John’s coaching experience encompasses almost every discipline from the conventional to barefoot and wakeboard, with one of the most difficult challenges teaching students to correctly utilise the equipment in the way it was designed.
“We try to teach them to ski more effectively,” he said. “There is a big gap in how the gear is made and how it is meant to be used… we’re just trying to help them ski to their fullest.”
One of the more eye-catching displays developing in the sport is the night ski.
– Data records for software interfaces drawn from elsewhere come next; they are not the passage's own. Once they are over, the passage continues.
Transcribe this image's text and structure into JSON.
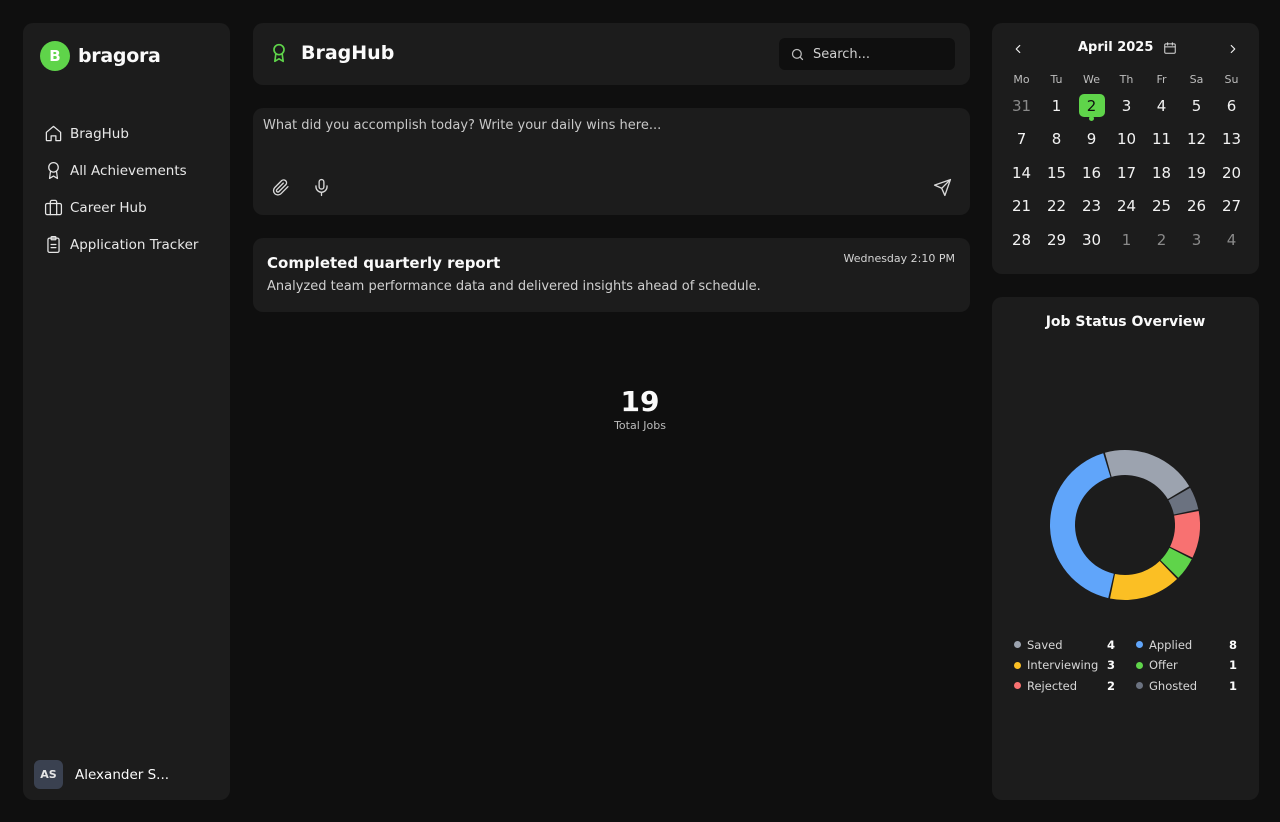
{
  "brand": {
    "logo_letter": "B",
    "name": "bragora",
    "accent": "#5fd44a"
  },
  "sidebar": {
    "items": [
      {
        "label": "BragHub",
        "icon": "home-icon"
      },
      {
        "label": "All Achievements",
        "icon": "award-icon"
      },
      {
        "label": "Career Hub",
        "icon": "briefcase-icon"
      },
      {
        "label": "Application Tracker",
        "icon": "clipboard-icon"
      }
    ],
    "user": {
      "initials": "AS",
      "name": "Alexander S..."
    }
  },
  "header": {
    "title": "BragHub",
    "search_placeholder": "Search..."
  },
  "composer": {
    "placeholder": "What did you accomplish today? Write your daily wins here..."
  },
  "achievements": [
    {
      "title": "Completed quarterly report",
      "description": "Analyzed team performance data and delivered insights ahead of schedule.",
      "time": "Wednesday 2:10 PM"
    }
  ],
  "total_jobs": {
    "value": "19",
    "label": "Total Jobs"
  },
  "calendar": {
    "month_label": "April 2025",
    "weekdays": [
      "Mo",
      "Tu",
      "We",
      "Th",
      "Fr",
      "Sa",
      "Su"
    ],
    "days": [
      {
        "d": "31",
        "muted": true
      },
      {
        "d": "1"
      },
      {
        "d": "2",
        "today": true
      },
      {
        "d": "3"
      },
      {
        "d": "4"
      },
      {
        "d": "5"
      },
      {
        "d": "6"
      },
      {
        "d": "7"
      },
      {
        "d": "8"
      },
      {
        "d": "9"
      },
      {
        "d": "10"
      },
      {
        "d": "11"
      },
      {
        "d": "12"
      },
      {
        "d": "13"
      },
      {
        "d": "14"
      },
      {
        "d": "15"
      },
      {
        "d": "16"
      },
      {
        "d": "17"
      },
      {
        "d": "18"
      },
      {
        "d": "19"
      },
      {
        "d": "20"
      },
      {
        "d": "21"
      },
      {
        "d": "22"
      },
      {
        "d": "23"
      },
      {
        "d": "24"
      },
      {
        "d": "25"
      },
      {
        "d": "26"
      },
      {
        "d": "27"
      },
      {
        "d": "28"
      },
      {
        "d": "29"
      },
      {
        "d": "30"
      },
      {
        "d": "1",
        "muted": true
      },
      {
        "d": "2",
        "muted": true
      },
      {
        "d": "3",
        "muted": true
      },
      {
        "d": "4",
        "muted": true
      }
    ]
  },
  "job_status": {
    "title": "Job Status Overview",
    "legend": [
      {
        "name": "Saved",
        "value": 4,
        "color": "#9ca3af"
      },
      {
        "name": "Applied",
        "value": 8,
        "color": "#60a5fa"
      },
      {
        "name": "Interviewing",
        "value": 3,
        "color": "#fbbf24"
      },
      {
        "name": "Offer",
        "value": 1,
        "color": "#5fd44a"
      },
      {
        "name": "Rejected",
        "value": 2,
        "color": "#f87171"
      },
      {
        "name": "Ghosted",
        "value": 1,
        "color": "#6b7280"
      }
    ]
  },
  "chart_data": {
    "type": "pie",
    "variant": "donut",
    "categories": [
      "Saved",
      "Ghosted",
      "Rejected",
      "Offer",
      "Interviewing",
      "Applied"
    ],
    "values": [
      4,
      1,
      2,
      1,
      3,
      8
    ],
    "colors": [
      "#9ca3af",
      "#6b7280",
      "#f87171",
      "#5fd44a",
      "#fbbf24",
      "#60a5fa"
    ],
    "title": "Job Status Overview",
    "center_value": 19,
    "center_label": "Total Jobs"
  }
}
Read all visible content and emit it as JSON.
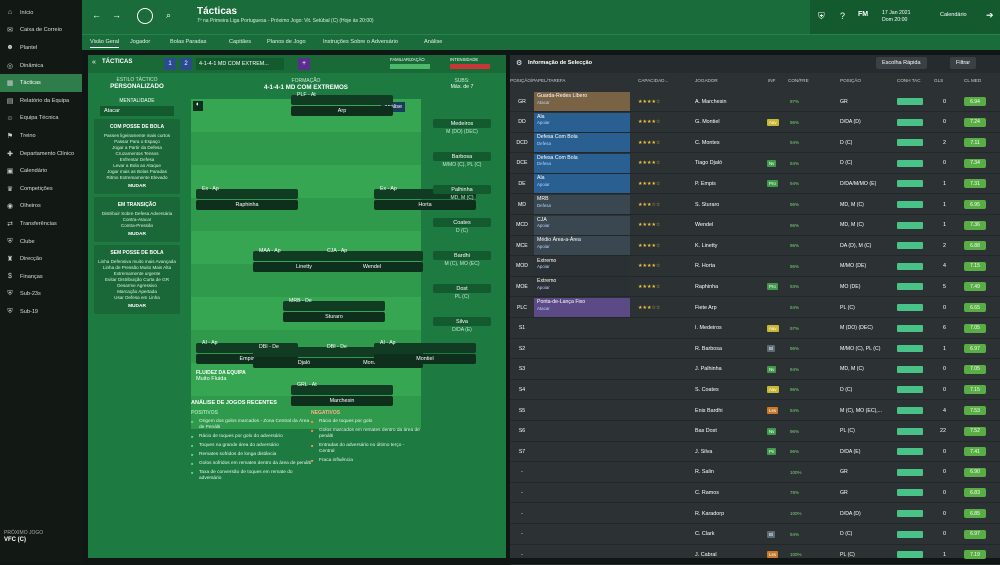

Theresa Creek Dam in Clermont held one its first night events of the year late last month using neon buoys and flood lighting set up at the water’s edge.
Johnny said while the night events were only just starting to take off in Australia, overseas it was a totally different story.
“It’s pretty crazy over there, the night skiing is massive,” he said.
For Schottelius, skiing was more than just a job; it was a life-long passion of his.
“It’s a love of the sport,” he said. “The best thing is helping people succeed.
“It’s about putting something back into the sport which has given me so much… I try and pass on the things I’ve learnt because that’s what makes the world go round.
“Personally I really enjoy the challenge of pushing myself to the limit to go one better.”
The ski clinics run today and tomorrow, and are open for everyone of all levels of the sport from six to 60-years-old.
Contact John for information on 0429 857 134.
Update your news preferences and get the latest news delivered to your inbox.